So, a killer flu has offed 99.9% of the population. Still alive are Hig, his dog Jasper and Hig’s nearest neighbour, Bangley, a “gun-toting misanthrope” according to the synopsis. Bitch, please. Hig flies his 1956 Cessna out as far as he dares, looking for the possibility that some shred of civilisation survived. Hearing a voice on his radio one day, he risks it all to try and connect with a couple of survivors.
The main issue I had with this book is that it’s murderously dull. And the reason I found it so effing boring is all due to Heller’s painfully flat and clipped style he’s adopted for Hig’s first person narrative. Randomly punctuated, oddly repetitive and seemingly too cool for speech marks, the way Heller chose to tell what is actually a good story took this from “promising” to “dear God, shoot me before I have to read another page of it”.

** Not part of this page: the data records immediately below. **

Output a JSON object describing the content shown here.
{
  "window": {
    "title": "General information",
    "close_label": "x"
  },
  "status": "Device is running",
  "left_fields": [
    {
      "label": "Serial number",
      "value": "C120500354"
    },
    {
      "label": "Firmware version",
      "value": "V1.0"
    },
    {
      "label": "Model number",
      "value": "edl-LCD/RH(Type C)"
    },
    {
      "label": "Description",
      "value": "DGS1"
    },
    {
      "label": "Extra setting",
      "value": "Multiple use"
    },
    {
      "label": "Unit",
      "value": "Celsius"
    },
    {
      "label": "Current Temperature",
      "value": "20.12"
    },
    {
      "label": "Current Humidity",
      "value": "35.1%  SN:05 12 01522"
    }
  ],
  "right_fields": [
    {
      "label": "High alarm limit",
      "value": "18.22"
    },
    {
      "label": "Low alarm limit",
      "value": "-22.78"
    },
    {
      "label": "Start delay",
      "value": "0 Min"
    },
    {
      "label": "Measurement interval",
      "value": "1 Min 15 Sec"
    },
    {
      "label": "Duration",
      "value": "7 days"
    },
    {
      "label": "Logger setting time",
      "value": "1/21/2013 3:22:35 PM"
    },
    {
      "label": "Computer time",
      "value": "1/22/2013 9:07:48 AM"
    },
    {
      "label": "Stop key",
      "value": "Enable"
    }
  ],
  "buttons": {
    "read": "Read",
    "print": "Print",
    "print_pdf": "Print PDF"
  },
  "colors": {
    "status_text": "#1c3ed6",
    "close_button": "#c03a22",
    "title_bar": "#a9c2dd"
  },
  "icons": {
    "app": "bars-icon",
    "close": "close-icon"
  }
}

A true disappointment, and one in which I am a fairly lone dissenting voice, I admit. If you love E. Annie Proulx and The Passage, then this is your ideal book. If the former makes you want to set your face on fire and the latter was a crushing disappointment (ie, you’re me), then this really is one to avoid.